Correction, 25 January 2006 12:00 CST/18:00 UTC: The problem described below turned out to be a bad individual camera. Logitech was great, replacing the bad camera with a new one, no questions asked. The new camera has been running without interruption for several weeks now.
The original blog entry follows:
I can't believe how much time is being sucked away from me by this broken Webcam problem. I am now on hold with Logitech, and though my call is very important to them, they are experiencing higher-than-normal call volumes, so they'll take my call in the order it was received.

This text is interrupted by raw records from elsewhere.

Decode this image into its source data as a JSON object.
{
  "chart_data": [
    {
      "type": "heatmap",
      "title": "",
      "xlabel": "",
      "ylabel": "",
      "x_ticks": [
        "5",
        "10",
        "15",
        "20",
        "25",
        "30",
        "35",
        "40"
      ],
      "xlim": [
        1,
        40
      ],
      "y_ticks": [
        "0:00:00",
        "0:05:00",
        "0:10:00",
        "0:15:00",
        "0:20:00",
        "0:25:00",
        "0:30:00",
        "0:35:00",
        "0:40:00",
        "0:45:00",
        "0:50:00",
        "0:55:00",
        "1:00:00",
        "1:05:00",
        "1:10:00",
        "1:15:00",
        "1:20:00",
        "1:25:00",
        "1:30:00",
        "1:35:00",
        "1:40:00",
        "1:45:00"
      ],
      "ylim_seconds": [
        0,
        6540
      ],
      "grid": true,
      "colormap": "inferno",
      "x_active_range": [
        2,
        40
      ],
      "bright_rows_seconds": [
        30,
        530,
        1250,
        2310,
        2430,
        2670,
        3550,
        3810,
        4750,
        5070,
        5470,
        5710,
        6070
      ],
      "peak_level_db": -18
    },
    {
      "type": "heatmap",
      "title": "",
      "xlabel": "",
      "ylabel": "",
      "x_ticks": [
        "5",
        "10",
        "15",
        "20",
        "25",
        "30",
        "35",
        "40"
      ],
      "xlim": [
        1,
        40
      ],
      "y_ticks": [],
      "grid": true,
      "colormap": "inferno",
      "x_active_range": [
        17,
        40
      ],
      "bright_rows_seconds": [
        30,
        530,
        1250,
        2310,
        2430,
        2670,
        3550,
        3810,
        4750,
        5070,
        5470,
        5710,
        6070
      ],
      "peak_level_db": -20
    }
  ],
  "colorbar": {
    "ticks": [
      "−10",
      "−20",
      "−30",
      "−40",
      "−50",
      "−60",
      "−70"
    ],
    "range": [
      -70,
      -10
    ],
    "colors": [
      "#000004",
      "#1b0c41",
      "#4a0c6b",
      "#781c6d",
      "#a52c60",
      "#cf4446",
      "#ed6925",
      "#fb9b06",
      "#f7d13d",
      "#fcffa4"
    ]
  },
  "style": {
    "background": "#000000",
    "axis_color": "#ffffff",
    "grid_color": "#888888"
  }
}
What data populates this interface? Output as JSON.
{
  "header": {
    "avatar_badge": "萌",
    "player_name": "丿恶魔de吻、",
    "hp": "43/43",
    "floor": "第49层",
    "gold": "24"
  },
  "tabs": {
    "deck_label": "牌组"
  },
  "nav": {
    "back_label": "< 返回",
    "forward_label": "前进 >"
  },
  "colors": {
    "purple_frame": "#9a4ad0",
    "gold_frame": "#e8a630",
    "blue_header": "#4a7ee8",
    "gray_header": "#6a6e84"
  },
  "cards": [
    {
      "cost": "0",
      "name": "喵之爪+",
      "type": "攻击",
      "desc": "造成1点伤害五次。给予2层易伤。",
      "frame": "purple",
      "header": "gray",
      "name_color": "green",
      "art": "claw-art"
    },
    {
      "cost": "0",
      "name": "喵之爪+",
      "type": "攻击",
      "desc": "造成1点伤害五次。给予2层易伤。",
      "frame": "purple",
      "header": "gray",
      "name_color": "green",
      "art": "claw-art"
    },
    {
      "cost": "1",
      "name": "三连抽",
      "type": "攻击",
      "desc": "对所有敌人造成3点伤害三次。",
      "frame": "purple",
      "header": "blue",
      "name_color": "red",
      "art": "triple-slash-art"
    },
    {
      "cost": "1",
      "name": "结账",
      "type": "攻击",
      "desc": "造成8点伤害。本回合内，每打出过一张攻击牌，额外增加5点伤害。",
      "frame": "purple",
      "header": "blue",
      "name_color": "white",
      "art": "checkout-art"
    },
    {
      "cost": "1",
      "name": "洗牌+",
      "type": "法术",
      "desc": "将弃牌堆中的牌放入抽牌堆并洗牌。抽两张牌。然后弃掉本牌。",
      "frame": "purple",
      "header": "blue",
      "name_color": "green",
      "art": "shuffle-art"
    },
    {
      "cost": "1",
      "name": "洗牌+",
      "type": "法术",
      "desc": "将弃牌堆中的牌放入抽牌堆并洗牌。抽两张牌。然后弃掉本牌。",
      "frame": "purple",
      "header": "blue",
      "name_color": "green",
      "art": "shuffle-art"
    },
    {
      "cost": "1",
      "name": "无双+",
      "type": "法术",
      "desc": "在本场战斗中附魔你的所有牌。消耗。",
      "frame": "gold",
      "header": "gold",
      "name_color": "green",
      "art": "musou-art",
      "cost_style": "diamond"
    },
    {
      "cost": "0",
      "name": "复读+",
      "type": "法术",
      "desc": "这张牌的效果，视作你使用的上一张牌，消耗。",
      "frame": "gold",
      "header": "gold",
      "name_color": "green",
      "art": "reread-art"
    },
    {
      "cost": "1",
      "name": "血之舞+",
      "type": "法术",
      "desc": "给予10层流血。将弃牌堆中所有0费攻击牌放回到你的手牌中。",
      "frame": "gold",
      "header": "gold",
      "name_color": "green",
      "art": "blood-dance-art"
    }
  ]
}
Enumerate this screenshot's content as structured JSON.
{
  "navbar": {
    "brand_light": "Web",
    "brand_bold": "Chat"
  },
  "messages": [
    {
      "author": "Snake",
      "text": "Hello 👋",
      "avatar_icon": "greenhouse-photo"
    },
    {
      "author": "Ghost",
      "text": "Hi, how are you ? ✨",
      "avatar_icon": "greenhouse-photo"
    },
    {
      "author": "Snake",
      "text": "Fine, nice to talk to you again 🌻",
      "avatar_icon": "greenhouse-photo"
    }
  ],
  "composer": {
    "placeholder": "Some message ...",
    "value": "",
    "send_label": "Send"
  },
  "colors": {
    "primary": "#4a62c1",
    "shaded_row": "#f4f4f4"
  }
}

I got a Logitech Orbit MP that should have been a tremendous improvement over the Intel Cam III I've been using for two years. The poor Intel camera is unstable, half-burned-out, slow, and basically showing its age. The new Logitech camera should be none of these things, and should have the added benefit of being able to tilt and pan so that it's never looking directly at the sun, as my poor Intel camera has on occasion done.
The Logitech camera worked beautifully on my laptop. Then it worked really well right away when I connected it to the old server. Then I logged into the server remotely, and the image froze. Then I couldn't get the server to recognize the camera. After six reboots, I thought the problem was the Belkin USB extension cord. So I moved the camera to another computer, closer to the window, for the time being.
Now the camera doesn't work at all. Nothing I can do will get the computer to recognize it. In fact, it's acting dead. Thus my call to Tech Support, which is a prerequisite to sending it back for replacement.
Let's count the damage so far: Three hours of time that I should have spent installing a server for a client (they're out of the office until Tuesday so there's at least no rush there), a parking ticket (my fault, I know), and probably an aneurism.
Final update before heading to client, 18:56 UTC: After 21 minutes of holding and a 6-minute conversation, Logitech is replacing the camera. So look in about two weeks for the second attempt.